Required action -
Among the entries below, tally each line in which the word "name" is found, then state the tally alone.
+-------+
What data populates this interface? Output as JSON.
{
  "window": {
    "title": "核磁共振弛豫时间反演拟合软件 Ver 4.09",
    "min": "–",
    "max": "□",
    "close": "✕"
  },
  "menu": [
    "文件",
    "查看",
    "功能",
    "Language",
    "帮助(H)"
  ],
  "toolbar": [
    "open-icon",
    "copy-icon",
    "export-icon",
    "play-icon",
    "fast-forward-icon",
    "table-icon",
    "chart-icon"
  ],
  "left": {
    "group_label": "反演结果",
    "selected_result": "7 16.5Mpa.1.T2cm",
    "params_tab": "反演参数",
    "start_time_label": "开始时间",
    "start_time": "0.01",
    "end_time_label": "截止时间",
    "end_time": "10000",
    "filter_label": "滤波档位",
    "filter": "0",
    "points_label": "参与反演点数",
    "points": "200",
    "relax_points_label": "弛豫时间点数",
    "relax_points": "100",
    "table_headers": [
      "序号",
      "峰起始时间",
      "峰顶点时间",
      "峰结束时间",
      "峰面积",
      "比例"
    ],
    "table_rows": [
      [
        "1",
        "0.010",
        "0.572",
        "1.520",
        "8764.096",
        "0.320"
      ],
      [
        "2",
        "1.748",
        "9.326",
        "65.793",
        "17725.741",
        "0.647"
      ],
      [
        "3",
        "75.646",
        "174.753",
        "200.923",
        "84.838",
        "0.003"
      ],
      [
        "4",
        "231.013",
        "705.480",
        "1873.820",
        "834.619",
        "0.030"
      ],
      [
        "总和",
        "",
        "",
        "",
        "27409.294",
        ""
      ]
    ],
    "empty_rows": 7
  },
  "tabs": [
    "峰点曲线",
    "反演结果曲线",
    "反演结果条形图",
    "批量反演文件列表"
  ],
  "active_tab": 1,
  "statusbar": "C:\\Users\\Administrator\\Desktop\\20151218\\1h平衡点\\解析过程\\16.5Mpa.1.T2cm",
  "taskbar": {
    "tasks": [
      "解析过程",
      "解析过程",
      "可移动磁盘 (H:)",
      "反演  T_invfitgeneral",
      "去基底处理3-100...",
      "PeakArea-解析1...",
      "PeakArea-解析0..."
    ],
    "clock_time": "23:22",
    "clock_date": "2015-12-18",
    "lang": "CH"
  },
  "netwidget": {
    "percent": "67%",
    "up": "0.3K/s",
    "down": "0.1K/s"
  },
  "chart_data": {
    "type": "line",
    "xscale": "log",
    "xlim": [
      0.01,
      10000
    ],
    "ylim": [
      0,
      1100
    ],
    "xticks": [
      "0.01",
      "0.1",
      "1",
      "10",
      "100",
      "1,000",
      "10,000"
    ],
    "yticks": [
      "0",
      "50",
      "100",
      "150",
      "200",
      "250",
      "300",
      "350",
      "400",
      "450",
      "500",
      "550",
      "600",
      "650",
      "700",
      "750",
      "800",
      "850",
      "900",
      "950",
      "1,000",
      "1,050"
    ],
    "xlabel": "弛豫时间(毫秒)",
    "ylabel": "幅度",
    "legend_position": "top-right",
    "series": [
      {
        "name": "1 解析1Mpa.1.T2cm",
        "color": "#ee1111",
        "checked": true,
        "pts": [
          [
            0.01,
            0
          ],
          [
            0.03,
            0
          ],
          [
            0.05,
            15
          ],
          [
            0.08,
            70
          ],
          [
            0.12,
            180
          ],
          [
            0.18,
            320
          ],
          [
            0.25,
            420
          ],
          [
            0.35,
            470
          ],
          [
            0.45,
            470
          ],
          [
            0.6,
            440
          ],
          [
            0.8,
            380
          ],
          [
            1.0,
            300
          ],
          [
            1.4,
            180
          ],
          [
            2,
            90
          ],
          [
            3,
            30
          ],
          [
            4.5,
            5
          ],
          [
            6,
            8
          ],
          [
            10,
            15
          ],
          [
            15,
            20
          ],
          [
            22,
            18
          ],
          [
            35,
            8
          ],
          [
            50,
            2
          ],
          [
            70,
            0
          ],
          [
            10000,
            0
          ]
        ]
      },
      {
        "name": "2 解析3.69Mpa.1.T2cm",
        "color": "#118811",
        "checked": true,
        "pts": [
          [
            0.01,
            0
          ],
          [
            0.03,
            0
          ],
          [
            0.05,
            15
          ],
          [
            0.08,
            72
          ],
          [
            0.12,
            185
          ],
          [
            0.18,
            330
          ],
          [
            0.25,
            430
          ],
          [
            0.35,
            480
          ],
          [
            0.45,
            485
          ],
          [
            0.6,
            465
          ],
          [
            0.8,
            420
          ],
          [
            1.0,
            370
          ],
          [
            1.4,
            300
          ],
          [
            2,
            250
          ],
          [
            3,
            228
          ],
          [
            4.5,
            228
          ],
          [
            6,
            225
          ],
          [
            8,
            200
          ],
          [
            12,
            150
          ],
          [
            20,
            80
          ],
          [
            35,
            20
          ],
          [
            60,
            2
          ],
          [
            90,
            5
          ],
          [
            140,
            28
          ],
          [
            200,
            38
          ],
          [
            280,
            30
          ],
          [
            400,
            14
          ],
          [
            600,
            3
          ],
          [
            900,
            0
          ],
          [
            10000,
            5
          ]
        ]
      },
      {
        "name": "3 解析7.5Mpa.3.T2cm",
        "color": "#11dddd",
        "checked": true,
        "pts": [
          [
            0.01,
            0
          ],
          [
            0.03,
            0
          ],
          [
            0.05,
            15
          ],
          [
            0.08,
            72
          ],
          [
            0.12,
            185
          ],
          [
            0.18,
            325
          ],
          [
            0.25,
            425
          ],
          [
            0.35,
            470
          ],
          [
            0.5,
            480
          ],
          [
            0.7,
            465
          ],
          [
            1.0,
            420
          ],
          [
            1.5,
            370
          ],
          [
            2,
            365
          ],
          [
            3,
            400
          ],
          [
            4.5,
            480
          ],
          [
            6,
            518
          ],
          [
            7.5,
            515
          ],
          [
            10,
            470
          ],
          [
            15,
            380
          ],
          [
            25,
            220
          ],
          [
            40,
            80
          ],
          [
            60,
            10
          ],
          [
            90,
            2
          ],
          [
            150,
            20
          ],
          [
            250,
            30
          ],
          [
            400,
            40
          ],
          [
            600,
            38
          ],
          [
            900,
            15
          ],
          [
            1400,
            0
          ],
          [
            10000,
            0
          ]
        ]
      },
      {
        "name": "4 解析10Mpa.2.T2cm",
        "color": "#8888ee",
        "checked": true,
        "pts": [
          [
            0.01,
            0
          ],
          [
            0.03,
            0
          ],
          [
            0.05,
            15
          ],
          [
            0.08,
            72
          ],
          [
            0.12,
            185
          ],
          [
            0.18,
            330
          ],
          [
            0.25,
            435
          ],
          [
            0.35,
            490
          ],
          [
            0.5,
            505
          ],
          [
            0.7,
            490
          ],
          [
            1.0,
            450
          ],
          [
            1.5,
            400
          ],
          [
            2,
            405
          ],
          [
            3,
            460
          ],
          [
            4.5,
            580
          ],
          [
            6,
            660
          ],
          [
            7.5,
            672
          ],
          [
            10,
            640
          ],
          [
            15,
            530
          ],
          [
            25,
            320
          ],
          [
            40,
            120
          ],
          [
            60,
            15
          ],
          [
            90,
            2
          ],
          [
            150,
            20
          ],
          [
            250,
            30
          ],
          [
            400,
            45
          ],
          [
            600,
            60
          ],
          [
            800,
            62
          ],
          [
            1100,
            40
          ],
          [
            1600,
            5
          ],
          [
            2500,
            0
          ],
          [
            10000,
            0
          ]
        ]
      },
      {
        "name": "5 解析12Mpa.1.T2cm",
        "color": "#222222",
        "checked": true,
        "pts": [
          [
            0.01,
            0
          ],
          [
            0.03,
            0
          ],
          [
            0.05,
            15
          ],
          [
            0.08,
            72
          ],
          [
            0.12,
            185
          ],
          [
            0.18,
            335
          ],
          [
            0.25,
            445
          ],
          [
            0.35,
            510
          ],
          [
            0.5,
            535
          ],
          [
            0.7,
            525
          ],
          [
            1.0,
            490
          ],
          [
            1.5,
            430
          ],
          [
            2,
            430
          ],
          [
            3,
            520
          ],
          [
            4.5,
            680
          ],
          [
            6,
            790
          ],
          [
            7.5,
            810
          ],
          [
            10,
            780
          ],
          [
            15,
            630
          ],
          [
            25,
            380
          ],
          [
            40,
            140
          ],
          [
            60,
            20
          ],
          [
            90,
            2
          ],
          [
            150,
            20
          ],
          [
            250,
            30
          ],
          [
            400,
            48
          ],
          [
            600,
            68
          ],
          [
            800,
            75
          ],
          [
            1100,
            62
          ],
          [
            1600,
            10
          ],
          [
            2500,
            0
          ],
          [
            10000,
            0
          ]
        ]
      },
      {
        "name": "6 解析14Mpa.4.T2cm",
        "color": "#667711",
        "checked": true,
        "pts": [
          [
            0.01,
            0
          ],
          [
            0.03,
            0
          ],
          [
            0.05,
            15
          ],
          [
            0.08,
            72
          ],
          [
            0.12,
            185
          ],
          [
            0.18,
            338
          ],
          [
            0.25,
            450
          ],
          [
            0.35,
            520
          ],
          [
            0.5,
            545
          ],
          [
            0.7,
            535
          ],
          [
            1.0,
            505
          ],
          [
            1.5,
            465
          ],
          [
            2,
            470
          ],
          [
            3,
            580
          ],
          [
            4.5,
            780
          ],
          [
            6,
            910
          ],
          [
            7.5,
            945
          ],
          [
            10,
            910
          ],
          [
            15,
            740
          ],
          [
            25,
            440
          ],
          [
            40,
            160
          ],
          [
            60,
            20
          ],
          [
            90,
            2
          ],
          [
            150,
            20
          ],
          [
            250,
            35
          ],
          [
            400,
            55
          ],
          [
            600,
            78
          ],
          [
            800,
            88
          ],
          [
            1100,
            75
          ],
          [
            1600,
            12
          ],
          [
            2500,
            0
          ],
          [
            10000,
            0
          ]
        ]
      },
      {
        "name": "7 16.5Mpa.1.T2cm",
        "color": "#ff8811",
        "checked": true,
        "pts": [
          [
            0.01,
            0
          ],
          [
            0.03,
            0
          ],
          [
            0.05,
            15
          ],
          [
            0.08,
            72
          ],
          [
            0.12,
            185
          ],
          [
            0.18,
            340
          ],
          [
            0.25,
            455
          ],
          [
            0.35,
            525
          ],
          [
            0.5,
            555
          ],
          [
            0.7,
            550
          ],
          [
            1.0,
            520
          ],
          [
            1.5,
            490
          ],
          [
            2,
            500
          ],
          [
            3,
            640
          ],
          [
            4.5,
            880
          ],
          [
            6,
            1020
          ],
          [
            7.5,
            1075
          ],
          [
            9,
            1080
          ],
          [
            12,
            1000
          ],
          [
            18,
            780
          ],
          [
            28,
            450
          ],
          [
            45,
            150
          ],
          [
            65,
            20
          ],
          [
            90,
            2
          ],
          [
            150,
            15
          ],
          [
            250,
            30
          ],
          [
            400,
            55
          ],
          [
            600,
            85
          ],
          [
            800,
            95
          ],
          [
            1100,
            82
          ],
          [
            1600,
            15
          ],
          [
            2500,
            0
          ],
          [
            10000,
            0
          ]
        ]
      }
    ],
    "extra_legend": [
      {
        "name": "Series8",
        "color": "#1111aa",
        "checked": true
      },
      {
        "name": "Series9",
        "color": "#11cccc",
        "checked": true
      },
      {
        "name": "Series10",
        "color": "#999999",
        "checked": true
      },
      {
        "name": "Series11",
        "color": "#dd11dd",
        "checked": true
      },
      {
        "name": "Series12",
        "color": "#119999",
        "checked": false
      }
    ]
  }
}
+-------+
Answer box -
12